For those following the girls’ orphanage in Sri Lanka, some news today.
The Yogaswami Girls’ Home kitchen was inaugurated during September. Here milk is prepared in a clay pot to be boiled on the small fire.
The new kitchen is spacious and well-appointed. The girls all gather for the ceremony.
Rishi Thondunatha chats with them afterwards.
All gather at the entrance, with Amma in the center, visiting from Kopay where she runs the kotam spreading Gurudeva’s teachings. Thanks to everyone who made this gift to the children of Sri Lanka possible.
8 Responses to “Yogaswami Girls' Home – Sittandy, Sri Lanka”
Jai Siva! Jai Muruga! Jai Ganesha! Yogaswami shining light on the Eldest Amma in the middle! Rainbow Ribbons above Rishi Thondunatha, all the hard work done in peace and the joy of the girls, future mothers and teachers of peace! Jai, Jai Jai! We are so happy that you have your new kitchen!
Thank you Jutikadevi Sivaraja but to be honest it wasn’t just my efforts alone that made this possible. It was the community at large who supported me and my dream to help the girls out and the only emotion i feel now is a passion to do more. And I believe the community is behind me on this too!
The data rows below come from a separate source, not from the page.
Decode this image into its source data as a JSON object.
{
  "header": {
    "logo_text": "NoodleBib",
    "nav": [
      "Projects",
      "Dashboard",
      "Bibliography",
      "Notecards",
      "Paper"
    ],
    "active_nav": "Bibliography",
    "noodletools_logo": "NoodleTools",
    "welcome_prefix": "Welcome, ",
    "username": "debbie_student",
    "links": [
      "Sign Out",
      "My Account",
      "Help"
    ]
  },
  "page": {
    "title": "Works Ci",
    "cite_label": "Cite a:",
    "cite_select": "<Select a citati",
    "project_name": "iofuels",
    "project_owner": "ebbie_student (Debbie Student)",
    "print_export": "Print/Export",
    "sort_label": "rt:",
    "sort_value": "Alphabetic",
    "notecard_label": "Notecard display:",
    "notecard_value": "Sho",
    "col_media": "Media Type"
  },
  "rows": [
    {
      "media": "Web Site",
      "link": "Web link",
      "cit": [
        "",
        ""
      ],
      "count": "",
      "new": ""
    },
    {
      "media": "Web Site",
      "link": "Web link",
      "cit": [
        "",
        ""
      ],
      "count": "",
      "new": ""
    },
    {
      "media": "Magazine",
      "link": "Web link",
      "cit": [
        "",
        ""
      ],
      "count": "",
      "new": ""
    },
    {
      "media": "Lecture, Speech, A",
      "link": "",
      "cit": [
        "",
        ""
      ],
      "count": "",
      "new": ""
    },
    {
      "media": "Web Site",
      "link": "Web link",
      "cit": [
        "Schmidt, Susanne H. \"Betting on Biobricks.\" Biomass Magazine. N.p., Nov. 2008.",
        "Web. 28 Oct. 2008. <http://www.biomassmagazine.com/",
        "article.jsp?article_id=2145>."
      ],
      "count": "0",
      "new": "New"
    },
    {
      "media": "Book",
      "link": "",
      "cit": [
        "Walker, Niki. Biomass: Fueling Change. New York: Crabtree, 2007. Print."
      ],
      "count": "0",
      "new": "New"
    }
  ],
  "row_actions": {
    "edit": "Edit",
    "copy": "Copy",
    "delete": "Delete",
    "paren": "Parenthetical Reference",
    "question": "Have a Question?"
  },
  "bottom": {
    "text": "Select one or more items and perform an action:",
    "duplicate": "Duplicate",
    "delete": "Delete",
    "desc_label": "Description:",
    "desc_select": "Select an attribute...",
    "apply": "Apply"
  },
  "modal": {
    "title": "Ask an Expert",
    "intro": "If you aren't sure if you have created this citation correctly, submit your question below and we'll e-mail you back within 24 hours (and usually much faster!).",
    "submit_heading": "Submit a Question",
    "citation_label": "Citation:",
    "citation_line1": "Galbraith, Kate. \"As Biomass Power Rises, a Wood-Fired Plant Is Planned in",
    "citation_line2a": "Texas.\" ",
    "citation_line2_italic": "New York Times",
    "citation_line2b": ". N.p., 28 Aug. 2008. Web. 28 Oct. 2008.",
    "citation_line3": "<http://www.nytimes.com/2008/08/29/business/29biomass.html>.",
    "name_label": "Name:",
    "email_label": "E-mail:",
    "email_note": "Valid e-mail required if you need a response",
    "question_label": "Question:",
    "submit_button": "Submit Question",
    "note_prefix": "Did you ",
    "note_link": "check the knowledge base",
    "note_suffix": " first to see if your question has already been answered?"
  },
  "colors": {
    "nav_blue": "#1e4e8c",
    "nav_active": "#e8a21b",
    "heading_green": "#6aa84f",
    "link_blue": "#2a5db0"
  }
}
I visited the young ladies in 2005 with the Optima foundation. I’m so happy to see them doing well. I remember my visit there very fondly and I miss all the girls. I think of them every day. Love, peace and light from your friend Shell. x
"Temples with multiple deities can be confusing, especially for today's Hindu youth. For clarity, we need to bring forward a more precise understanding of the different Hindu denominations and how the different Gods are viewed from within each denomination. For spiritual advancement it is best to focus on one deity and get to the vibration that deity. When we hear teachings from various Hindus, it is important to understand and identify which denomination they are speaking from. This will avert confusion when that teaching gets contradicted in a different context where someone is talking about the same subject but from a different philosophical background."
Bodhinatha reviews the main characteristic of Saivite philosophy and practice with an indepth focus on the four stages of religions evolution, chariya, kriya, yoga and jnana. He highlights how this shows that Saiva Siddhanta is unique and quite from the modern practice of Hinduism as Vedanta